UTG optimizes chocolate mass process by applying patented Sigma technology
Vertical tank mixing solution prevents temperature gradients from destroying chocolate
Cocoa mass and liquid chocolate are challenging media to agitate due to their high viscosity, non-Newtonian behavior and sensitivity to local overheating.
Completely blended ingredients, maintaining a truly homogeneous mixture and good heat transfer are essential for the quality of the end product.
Patented Sigma technology enables high homogenization time with lower power consumption.
The operating temperature had to be very close to the critical point that would have destroyed the quality of the product.
A major raw chocolate producer needed to develop their mass standardization process.
To achieve high homogenization of the cocoa mass concentration, the operating temperature had to be very close to the critical point that would have destroyed the quality of the product.
This set extra high requirements for efficient heat transfer from the vessel wall into the bulk mass in order to avoid temperature gradients destroying the chocolate.
Customers in the chocolate processing industry usually use top entry agitators or even more often horizontal blenders consisting of plough impellers or a combination with helical ribbon impellers.
The installed mixers/blenders have several disadvantages. In particular, the extremely high power consumption of the blenders has a negative impact on the overall energy balance of the process. Furthermore, these units have an enormous space requirement that leaves no space in the halls for expansions.
The top entry units installed in some chocolate processes mainly consist of anchor or complex frame-type impellers with additional elements in the center.
All of these constructions are complicated to clean.
UTG Mixing Group has applied its patented Sigma impeller series widely in the chemical industry and for special food industry applications for decades already. In 2015, this patented technology was introduced successfully also to the chocolate industry.

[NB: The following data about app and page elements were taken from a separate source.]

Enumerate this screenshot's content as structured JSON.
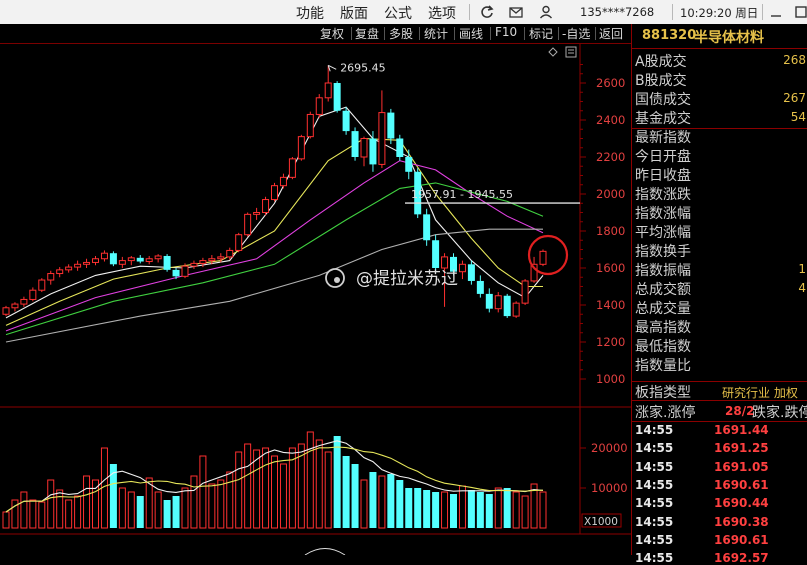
{
  "menu": {
    "function": "功能",
    "layout": "版面",
    "formula": "公式",
    "options": "选项",
    "account": "135****7268",
    "time": "10:29:20 周日"
  },
  "toolbar": [
    "复权",
    "复盘",
    "多股",
    "统计",
    "画线",
    "F10",
    "标记",
    "-自选",
    "返回"
  ],
  "stock": {
    "code": "881320",
    "name": "半导体材料"
  },
  "stats": [
    {
      "label": "A股成交",
      "value": "268"
    },
    {
      "label": "B股成交",
      "value": ""
    },
    {
      "label": "国债成交",
      "value": "267"
    },
    {
      "label": "基金成交",
      "value": "54"
    },
    {
      "label": "最新指数",
      "value": ""
    },
    {
      "label": "今日开盘",
      "value": ""
    },
    {
      "label": "昨日收盘",
      "value": ""
    },
    {
      "label": "指数涨跌",
      "value": ""
    },
    {
      "label": "指数涨幅",
      "value": ""
    },
    {
      "label": "平均涨幅",
      "value": ""
    },
    {
      "label": "指数换手",
      "value": ""
    },
    {
      "label": "指数振幅",
      "value": "1"
    },
    {
      "label": "总成交额",
      "value": "4"
    },
    {
      "label": "总成交量",
      "value": ""
    },
    {
      "label": "最高指数",
      "value": ""
    },
    {
      "label": "最低指数",
      "value": ""
    },
    {
      "label": "指数量比",
      "value": ""
    }
  ],
  "board": {
    "label": "板指类型",
    "value": "研究行业 加权"
  },
  "updown": {
    "label_up": "涨家.涨停",
    "value": "28/2",
    "label_down": "跌家.跌停"
  },
  "ticks": [
    {
      "time": "14:55",
      "price": "1691.44"
    },
    {
      "time": "14:55",
      "price": "1691.25"
    },
    {
      "time": "14:55",
      "price": "1691.05"
    },
    {
      "time": "14:55",
      "price": "1690.61"
    },
    {
      "time": "14:55",
      "price": "1690.44"
    },
    {
      "time": "14:55",
      "price": "1690.38"
    },
    {
      "time": "14:55",
      "price": "1690.61"
    },
    {
      "time": "14:55",
      "price": "1692.57"
    }
  ],
  "watermark": "@提拉米苏过",
  "chart_data": {
    "type": "candlestick",
    "price_axis": {
      "ylim": [
        900,
        2800
      ],
      "ticks": [
        1000,
        1200,
        1400,
        1600,
        1800,
        2000,
        2200,
        2400,
        2600
      ]
    },
    "volume_axis": {
      "ylim": [
        0,
        25000
      ],
      "ticks": [
        10000,
        20000
      ],
      "unit_label": "X1000"
    },
    "annotations": {
      "high_label": "2695.45",
      "high_value": 2695.45,
      "range_label": "1957.91 - 1945.55",
      "level_line": 1951
    },
    "colors": {
      "up": "#ff3030",
      "down": "#54ffff",
      "ma_white": "#f0f0f0",
      "ma_yellow": "#e6e65a",
      "ma_magenta": "#e040e0",
      "ma_green": "#40d040",
      "ma_grey": "#b0b0b0"
    },
    "candles": [
      {
        "o": 1350,
        "h": 1395,
        "l": 1340,
        "c": 1385
      },
      {
        "o": 1385,
        "h": 1415,
        "l": 1365,
        "c": 1405
      },
      {
        "o": 1405,
        "h": 1445,
        "l": 1390,
        "c": 1430
      },
      {
        "o": 1430,
        "h": 1495,
        "l": 1420,
        "c": 1480
      },
      {
        "o": 1480,
        "h": 1545,
        "l": 1470,
        "c": 1535
      },
      {
        "o": 1535,
        "h": 1585,
        "l": 1510,
        "c": 1570
      },
      {
        "o": 1570,
        "h": 1605,
        "l": 1550,
        "c": 1590
      },
      {
        "o": 1590,
        "h": 1620,
        "l": 1575,
        "c": 1605
      },
      {
        "o": 1605,
        "h": 1640,
        "l": 1585,
        "c": 1620
      },
      {
        "o": 1620,
        "h": 1650,
        "l": 1600,
        "c": 1630
      },
      {
        "o": 1630,
        "h": 1665,
        "l": 1615,
        "c": 1650
      },
      {
        "o": 1650,
        "h": 1695,
        "l": 1635,
        "c": 1680
      },
      {
        "o": 1680,
        "h": 1690,
        "l": 1610,
        "c": 1620
      },
      {
        "o": 1620,
        "h": 1660,
        "l": 1600,
        "c": 1640
      },
      {
        "o": 1640,
        "h": 1665,
        "l": 1615,
        "c": 1655
      },
      {
        "o": 1655,
        "h": 1670,
        "l": 1625,
        "c": 1635
      },
      {
        "o": 1635,
        "h": 1665,
        "l": 1620,
        "c": 1650
      },
      {
        "o": 1650,
        "h": 1675,
        "l": 1630,
        "c": 1665
      },
      {
        "o": 1665,
        "h": 1675,
        "l": 1580,
        "c": 1590
      },
      {
        "o": 1590,
        "h": 1600,
        "l": 1540,
        "c": 1555
      },
      {
        "o": 1555,
        "h": 1625,
        "l": 1545,
        "c": 1610
      },
      {
        "o": 1610,
        "h": 1640,
        "l": 1595,
        "c": 1625
      },
      {
        "o": 1625,
        "h": 1655,
        "l": 1605,
        "c": 1640
      },
      {
        "o": 1640,
        "h": 1670,
        "l": 1620,
        "c": 1650
      },
      {
        "o": 1650,
        "h": 1680,
        "l": 1630,
        "c": 1660
      },
      {
        "o": 1660,
        "h": 1710,
        "l": 1645,
        "c": 1695
      },
      {
        "o": 1695,
        "h": 1790,
        "l": 1685,
        "c": 1780
      },
      {
        "o": 1780,
        "h": 1900,
        "l": 1770,
        "c": 1890
      },
      {
        "o": 1890,
        "h": 1925,
        "l": 1860,
        "c": 1900
      },
      {
        "o": 1900,
        "h": 1985,
        "l": 1885,
        "c": 1970
      },
      {
        "o": 1970,
        "h": 2060,
        "l": 1960,
        "c": 2045
      },
      {
        "o": 2045,
        "h": 2110,
        "l": 2030,
        "c": 2090
      },
      {
        "o": 2090,
        "h": 2200,
        "l": 2080,
        "c": 2190
      },
      {
        "o": 2190,
        "h": 2320,
        "l": 2180,
        "c": 2310
      },
      {
        "o": 2310,
        "h": 2445,
        "l": 2300,
        "c": 2430
      },
      {
        "o": 2430,
        "h": 2540,
        "l": 2410,
        "c": 2520
      },
      {
        "o": 2520,
        "h": 2695,
        "l": 2500,
        "c": 2600
      },
      {
        "o": 2600,
        "h": 2610,
        "l": 2440,
        "c": 2450
      },
      {
        "o": 2450,
        "h": 2470,
        "l": 2320,
        "c": 2340
      },
      {
        "o": 2340,
        "h": 2360,
        "l": 2180,
        "c": 2200
      },
      {
        "o": 2200,
        "h": 2310,
        "l": 2150,
        "c": 2300
      },
      {
        "o": 2300,
        "h": 2340,
        "l": 2120,
        "c": 2160
      },
      {
        "o": 2160,
        "h": 2560,
        "l": 2140,
        "c": 2440
      },
      {
        "o": 2440,
        "h": 2460,
        "l": 2270,
        "c": 2300
      },
      {
        "o": 2300,
        "h": 2320,
        "l": 2180,
        "c": 2200
      },
      {
        "o": 2200,
        "h": 2240,
        "l": 2080,
        "c": 2120
      },
      {
        "o": 2120,
        "h": 2140,
        "l": 1870,
        "c": 1890
      },
      {
        "o": 1890,
        "h": 1920,
        "l": 1720,
        "c": 1750
      },
      {
        "o": 1750,
        "h": 1780,
        "l": 1570,
        "c": 1600
      },
      {
        "o": 1600,
        "h": 1680,
        "l": 1390,
        "c": 1660
      },
      {
        "o": 1660,
        "h": 1680,
        "l": 1560,
        "c": 1580
      },
      {
        "o": 1580,
        "h": 1640,
        "l": 1540,
        "c": 1620
      },
      {
        "o": 1620,
        "h": 1640,
        "l": 1510,
        "c": 1530
      },
      {
        "o": 1530,
        "h": 1560,
        "l": 1440,
        "c": 1460
      },
      {
        "o": 1460,
        "h": 1490,
        "l": 1360,
        "c": 1380
      },
      {
        "o": 1380,
        "h": 1470,
        "l": 1360,
        "c": 1450
      },
      {
        "o": 1450,
        "h": 1460,
        "l": 1330,
        "c": 1340
      },
      {
        "o": 1340,
        "h": 1420,
        "l": 1330,
        "c": 1410
      },
      {
        "o": 1410,
        "h": 1540,
        "l": 1400,
        "c": 1530
      },
      {
        "o": 1530,
        "h": 1660,
        "l": 1520,
        "c": 1620
      },
      {
        "o": 1620,
        "h": 1700,
        "l": 1610,
        "c": 1690
      }
    ],
    "volumes": [
      4000,
      7000,
      9000,
      7000,
      6500,
      12000,
      9500,
      7000,
      8000,
      13000,
      12000,
      20000,
      16000,
      10000,
      9000,
      8000,
      12500,
      9000,
      7000,
      8000,
      10000,
      13000,
      18000,
      11000,
      12000,
      14000,
      19000,
      21000,
      19500,
      20000,
      18000,
      16000,
      20000,
      21000,
      24000,
      22000,
      19000,
      23000,
      18000,
      16000,
      12000,
      14000,
      13000,
      13500,
      12000,
      10000,
      10000,
      9500,
      9000,
      9000,
      8500,
      10500,
      9500,
      9000,
      8500,
      10000,
      10000,
      9000,
      8000,
      11000,
      9000
    ],
    "moving_averages": [
      {
        "color": "white",
        "values": [
          [
            0,
            1330
          ],
          [
            5,
            1460
          ],
          [
            10,
            1560
          ],
          [
            15,
            1610
          ],
          [
            20,
            1600
          ],
          [
            25,
            1640
          ],
          [
            30,
            1950
          ],
          [
            35,
            2420
          ],
          [
            38,
            2470
          ],
          [
            41,
            2300
          ],
          [
            45,
            2200
          ],
          [
            48,
            1860
          ],
          [
            52,
            1640
          ],
          [
            55,
            1520
          ],
          [
            58,
            1440
          ],
          [
            60,
            1560
          ]
        ]
      },
      {
        "color": "yellow",
        "values": [
          [
            0,
            1290
          ],
          [
            6,
            1420
          ],
          [
            12,
            1540
          ],
          [
            18,
            1600
          ],
          [
            24,
            1640
          ],
          [
            30,
            1800
          ],
          [
            36,
            2180
          ],
          [
            40,
            2300
          ],
          [
            44,
            2290
          ],
          [
            48,
            2000
          ],
          [
            52,
            1760
          ],
          [
            55,
            1600
          ],
          [
            58,
            1500
          ],
          [
            60,
            1500
          ]
        ]
      },
      {
        "color": "magenta",
        "values": [
          [
            0,
            1260
          ],
          [
            10,
            1440
          ],
          [
            20,
            1560
          ],
          [
            28,
            1650
          ],
          [
            34,
            1860
          ],
          [
            40,
            2060
          ],
          [
            44,
            2180
          ],
          [
            48,
            2130
          ],
          [
            52,
            2000
          ],
          [
            56,
            1880
          ],
          [
            60,
            1790
          ]
        ]
      },
      {
        "color": "green",
        "values": [
          [
            0,
            1240
          ],
          [
            12,
            1420
          ],
          [
            22,
            1520
          ],
          [
            30,
            1620
          ],
          [
            38,
            1860
          ],
          [
            44,
            2030
          ],
          [
            48,
            2060
          ],
          [
            52,
            2010
          ],
          [
            56,
            1960
          ],
          [
            60,
            1880
          ]
        ]
      },
      {
        "color": "grey",
        "values": [
          [
            0,
            1200
          ],
          [
            15,
            1340
          ],
          [
            25,
            1420
          ],
          [
            35,
            1560
          ],
          [
            42,
            1700
          ],
          [
            48,
            1780
          ],
          [
            54,
            1810
          ],
          [
            60,
            1810
          ]
        ]
      }
    ]
  }
}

UTG Mixing Group’s experts designed with the customer a special modification of Sigma technology that allowed a vertical tank mixing solution. The solution was tested with the customer’s product and quality control methods at the UTG Mixing Technology R&D Center in Germany.
- Sigma technology generates forced counterflow circulation with good wall velocity.
- Sigma offers superior vertical blending compared to an anchor blade; the equivalent blending time can be achieved with less power due to more efficient circulation.
- Forces impacting on the agitator and drive are smaller than with an anchor impeller, allowing a lighter construction.
After successful piloting, the solution was scaled up to industrial scale and the customer built their new line based on the new vertical solution.
Stelzer started by running base tests with all kinds of white and brown chocolate qualities. Especially chocolates with a higher cacao content (>70%) require high temperatures to mix the product well. This introduces the danger of overheating at the vessel walls.
Stelzer developed a combined solution with smooth overall tank mixing utilizing their specially shaped SIGMA elements plus close-to-the-wall running frames. The units are welded completely inside the tanks, are easy to clear and run at low circumferential speeds, creating a maximum damping effect on possible air drag-in, which is not
appreciated in production.
According to customer feedback, the industrial reference fulfilled all their expectations and they have specified this new solution for all of their new production lines.
We have the required theory, measurement data and experience to design optimal impeller setups and process parameters for all sizes and shapes of vessels.
Benefits of a vertical mixing solution compared to horizontal technology:
- Same homogenization time at lower power consumption
- Smaller footprint
- More efficient mixing volume
Contact person from UTG for further information:
Target group of the story:
Chocolate producters, Engineering companies, vessel manufactures